Element data from apps and pages:
━━━━━━━━━━━━━━━━━━━━━━━━━━━━━━

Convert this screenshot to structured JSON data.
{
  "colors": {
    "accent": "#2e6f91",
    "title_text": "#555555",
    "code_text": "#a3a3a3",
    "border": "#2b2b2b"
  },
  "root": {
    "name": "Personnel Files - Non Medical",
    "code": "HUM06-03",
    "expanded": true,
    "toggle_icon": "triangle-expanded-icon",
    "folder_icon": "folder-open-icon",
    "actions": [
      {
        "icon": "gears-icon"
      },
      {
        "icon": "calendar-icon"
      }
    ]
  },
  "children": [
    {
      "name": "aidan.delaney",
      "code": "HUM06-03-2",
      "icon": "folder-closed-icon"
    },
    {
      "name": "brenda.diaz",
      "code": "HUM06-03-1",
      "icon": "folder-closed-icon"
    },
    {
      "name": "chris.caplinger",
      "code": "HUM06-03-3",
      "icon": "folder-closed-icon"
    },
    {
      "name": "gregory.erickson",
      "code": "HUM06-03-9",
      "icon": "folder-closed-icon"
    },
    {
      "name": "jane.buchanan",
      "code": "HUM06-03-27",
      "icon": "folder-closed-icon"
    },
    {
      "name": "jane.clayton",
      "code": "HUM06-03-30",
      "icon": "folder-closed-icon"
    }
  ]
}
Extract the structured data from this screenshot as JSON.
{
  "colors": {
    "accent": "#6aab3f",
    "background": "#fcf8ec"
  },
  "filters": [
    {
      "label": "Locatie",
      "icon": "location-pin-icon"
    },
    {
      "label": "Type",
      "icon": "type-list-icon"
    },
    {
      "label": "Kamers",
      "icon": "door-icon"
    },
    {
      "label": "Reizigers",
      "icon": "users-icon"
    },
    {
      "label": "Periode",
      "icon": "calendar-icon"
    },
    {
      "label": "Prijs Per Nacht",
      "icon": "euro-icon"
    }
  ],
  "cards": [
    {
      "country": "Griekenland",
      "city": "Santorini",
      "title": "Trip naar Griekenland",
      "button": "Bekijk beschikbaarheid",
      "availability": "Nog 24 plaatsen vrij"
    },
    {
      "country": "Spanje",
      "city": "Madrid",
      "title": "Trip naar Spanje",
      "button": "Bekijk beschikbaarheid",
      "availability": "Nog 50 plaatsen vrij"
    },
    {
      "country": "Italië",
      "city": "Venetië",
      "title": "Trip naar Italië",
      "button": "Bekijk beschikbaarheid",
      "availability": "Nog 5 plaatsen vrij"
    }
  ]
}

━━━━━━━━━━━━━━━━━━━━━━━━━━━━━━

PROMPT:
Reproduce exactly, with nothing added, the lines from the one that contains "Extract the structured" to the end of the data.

FINISHED TASK:
Extract the structured data from this screenshot as JSON.
{
  "colors": {
    "accent": "#6aab3f",
    "background": "#fcf8ec"
  },
  "filters": [
    {
      "label": "Locatie",
      "icon": "location-pin-icon"
    },
    {
      "label": "Type",
      "icon": "type-list-icon"
    },
    {
      "label": "Kamers",
      "icon": "door-icon"
    },
    {
      "label": "Reizigers",
      "icon": "users-icon"
    },
    {
      "label": "Periode",
      "icon": "calendar-icon"
    },
    {
      "label": "Prijs Per Nacht",
      "icon": "euro-icon"
    }
  ],
  "cards": [
    {
      "country": "Griekenland",
      "city": "Santorini",
      "title": "Trip naar Griekenland",
      "button": "Bekijk beschikbaarheid",
      "availability": "Nog 24 plaatsen vrij"
    },
    {
      "country": "Spanje",
      "city": "Madrid",
      "title": "Trip naar Spanje",
      "button": "Bekijk beschikbaarheid",
      "availability": "Nog 50 plaatsen vrij"
    },
    {
      "country": "Italië",
      "city": "Venetië",
      "title": "Trip naar Italië",
      "button": "Bekijk beschikbaarheid",
      "availability": "Nog 5 plaatsen vrij"
    }
  ]
}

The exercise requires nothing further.